Taobao, which does not sell products to consumers but plays online host to millions of Chinese vendors, has already boosted its efforts to keep fake consumer electronics, cosmetics and other products off the site. The company said that more than 14 million listings for copyright and patent infringing goods were removed last year. In addition, 590,000 registered Taobao sellers were penalized for infringement in 2010.
But with more than 300 million registered users and 450 million products for sale on the site at any given time, Taobao faces an uphill struggle in its screening efforts—a fact acknowledged by the USTR. The agency report states:”While recognizing that Taobao is making significant efforts to address the availability of infringing goods through its website, it still has a long way to go in order to resolve those problems.” Taobao recently ranked in the 15 most visited sites in the world, and in the five most visited sites in China, the USTR noted.
Taobao was the only “notorious market” recognized in the USTR report as having an anti-piracy campaign. In a prepared statement, Taobao officials said “We appreciate the USTR’s acknowledgment of our ongoing efforts to work with brand owners in protecting their intellectual property rights.” The company promised to “further enhance the level of trust and integrity in our online marketplaces for the benefit of all our stakeholders.”

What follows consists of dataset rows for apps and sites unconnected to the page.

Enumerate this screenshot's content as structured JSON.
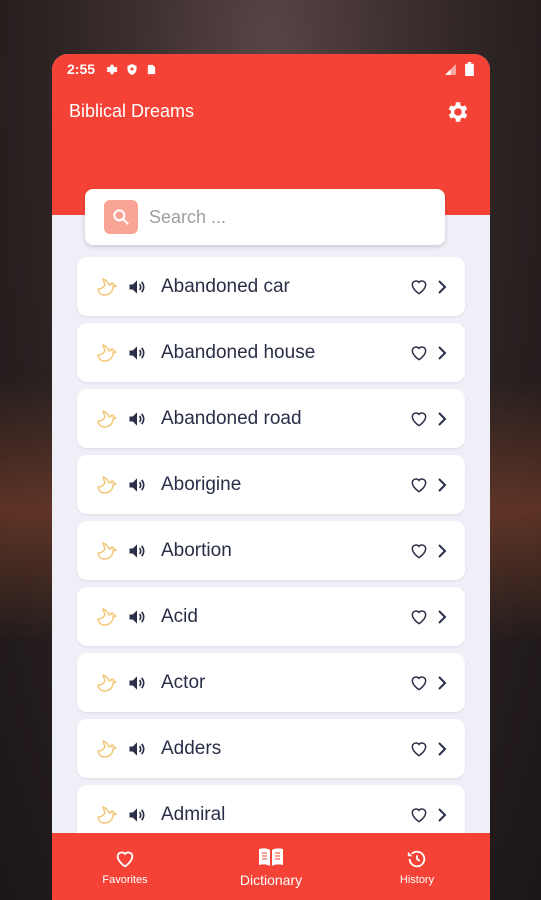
{
  "status_bar": {
    "time": "2:55"
  },
  "header": {
    "title": "Biblical Dreams",
    "settings_icon": "gear-icon"
  },
  "search": {
    "placeholder": "Search ..."
  },
  "list": {
    "items": [
      {
        "label": "Abandoned car"
      },
      {
        "label": "Abandoned house"
      },
      {
        "label": "Abandoned road"
      },
      {
        "label": "Aborigine"
      },
      {
        "label": "Abortion"
      },
      {
        "label": "Acid"
      },
      {
        "label": "Actor"
      },
      {
        "label": "Adders"
      },
      {
        "label": "Admiral"
      }
    ]
  },
  "bottom_nav": {
    "items": [
      {
        "label": "Favorites",
        "icon": "heart-icon"
      },
      {
        "label": "Dictionary",
        "icon": "book-icon",
        "active": true
      },
      {
        "label": "History",
        "icon": "history-icon"
      }
    ]
  },
  "colors": {
    "accent": "#f44336",
    "dove": "#f3c77a",
    "text": "#2a2f47",
    "background": "#efeff8"
  }
}
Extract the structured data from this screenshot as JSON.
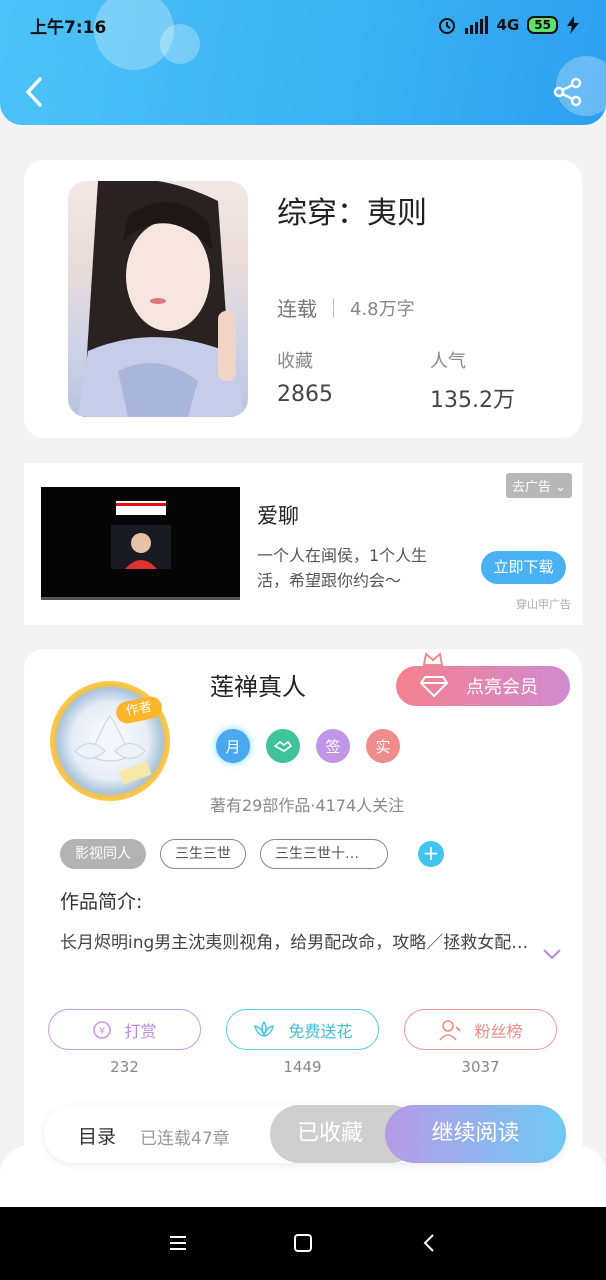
{
  "status_bar": {
    "time": "上午7:16",
    "network": "4G",
    "battery": "55"
  },
  "book": {
    "title": "综穿：夷则",
    "status": "连载",
    "word_count": "4.8万字",
    "favorites_label": "收藏",
    "favorites_value": "2865",
    "popularity_label": "人气",
    "popularity_value": "135.2万"
  },
  "ad": {
    "close_label": "去广告",
    "name": "爱聊",
    "description": "一个人在闽侯，1个人生活，希望跟你约会～",
    "download_label": "立即下载",
    "source": "穿山甲广告"
  },
  "author": {
    "badge": "作者",
    "name": "莲禅真人",
    "vip_label": "点亮会员",
    "badges": [
      "月",
      "",
      "签",
      "实"
    ],
    "info": "著有29部作品·4174人关注",
    "tags": [
      "影视同人",
      "三生三世",
      "三生三世十…"
    ],
    "intro_label": "作品简介:",
    "intro_text": "长月烬明ing男主沈夷则视角，给男配改命，攻略／拯救女配…"
  },
  "actions": [
    {
      "label": "打赏",
      "count": "232",
      "color": "#b98be0"
    },
    {
      "label": "免费送花",
      "count": "1449",
      "color": "#4ccbe0"
    },
    {
      "label": "粉丝榜",
      "count": "3037",
      "color": "#ef8b85"
    }
  ],
  "bottom_bar": {
    "toc_label": "目录",
    "chapters": "已连载47章",
    "collected_label": "已收藏",
    "read_label": "继续阅读"
  },
  "colors": {
    "header": "#3bb3f4",
    "accent": "#41c4f2",
    "vip": "#f5808e"
  }
}
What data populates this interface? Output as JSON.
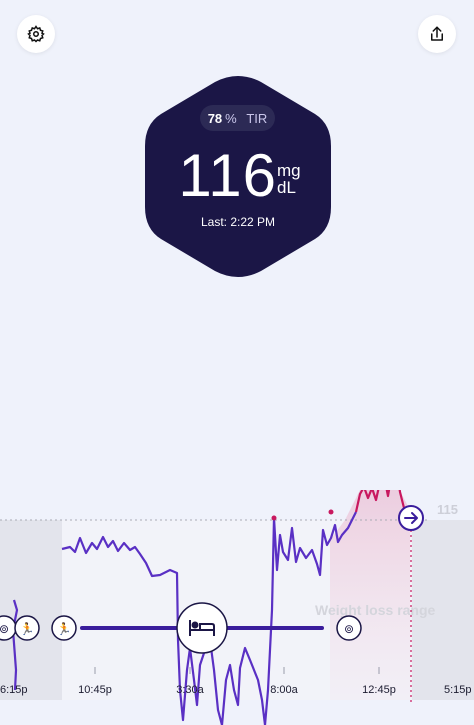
{
  "toolbar": {
    "settings_icon": "gear-icon",
    "share_icon": "share-icon"
  },
  "summary": {
    "tir_value": "78",
    "tir_unit": "%",
    "tir_label": "TIR",
    "glucose_value": "116",
    "glucose_unit_top": "mg",
    "glucose_unit_bottom": "dL",
    "last_reading": "Last: 2:22 PM"
  },
  "colors": {
    "hexagon": "#1b1646",
    "line_in_range": "#5a30c4",
    "line_high": "#c8185f",
    "sleep_bar": "#3a1d9c",
    "band": "#e3e4ec"
  },
  "chart_data": {
    "type": "line",
    "threshold_label": "115",
    "band_label": "Weight loss range",
    "x_tick_labels": [
      "6:15p",
      "10:45p",
      "3:30a",
      "8:00a",
      "12:45p",
      "5:15p"
    ],
    "series": [
      {
        "values": [
          [
            "10:45p",
            84
          ],
          [
            "11:00p",
            85
          ],
          [
            "11:15p",
            82
          ],
          [
            "11:30p",
            88
          ],
          [
            "11:45p",
            83
          ],
          [
            "12:00a",
            87
          ],
          [
            "12:30a",
            81
          ],
          [
            "1:00a",
            85
          ],
          [
            "1:30a",
            80
          ],
          [
            "2:00a",
            76
          ],
          [
            "2:30a",
            72
          ],
          [
            "3:00a",
            71
          ],
          [
            "3:30a",
            60
          ],
          [
            "3:45a",
            30
          ],
          [
            "4:00a",
            52
          ],
          [
            "4:30a",
            28
          ],
          [
            "5:00a",
            64
          ],
          [
            "5:30a",
            42
          ],
          [
            "6:00a",
            30
          ],
          [
            "6:30a",
            45
          ],
          [
            "7:00a",
            48
          ],
          [
            "7:20a",
            18
          ],
          [
            "7:40a",
            106
          ],
          [
            "8:00a",
            85
          ],
          [
            "8:30a",
            94
          ],
          [
            "9:00a",
            88
          ],
          [
            "9:30a",
            96
          ],
          [
            "10:00a",
            82
          ],
          [
            "10:30a",
            105
          ],
          [
            "11:00a",
            95
          ],
          [
            "11:30a",
            110
          ],
          [
            "12:00p",
            116
          ],
          [
            "12:30p",
            128
          ],
          [
            "1:00p",
            132
          ],
          [
            "1:30p",
            122
          ],
          [
            "2:00p",
            135
          ],
          [
            "2:22p",
            116
          ]
        ]
      }
    ],
    "event_markers": [
      "meal-icon",
      "run-icon",
      "run-icon",
      "sleep-icon",
      "meal-icon",
      "arrow-right-icon"
    ]
  }
}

During a Nov. 10 conference on intellectual property rights (IPR) held in Beijing, Taobao Chief Financial Officer Daniel Zhang called on brand owners, authorities and others to work together to beat back a rising tide of fake goods being sold online. “Taobao is one of many stakeholders in this issue and needs the help of brand owners and others to effectively address the problem,” Zhang said at the first annual IPR Dialogue, a meeting organized by outgoing U.S. Ambassador to China Jon Huntsman.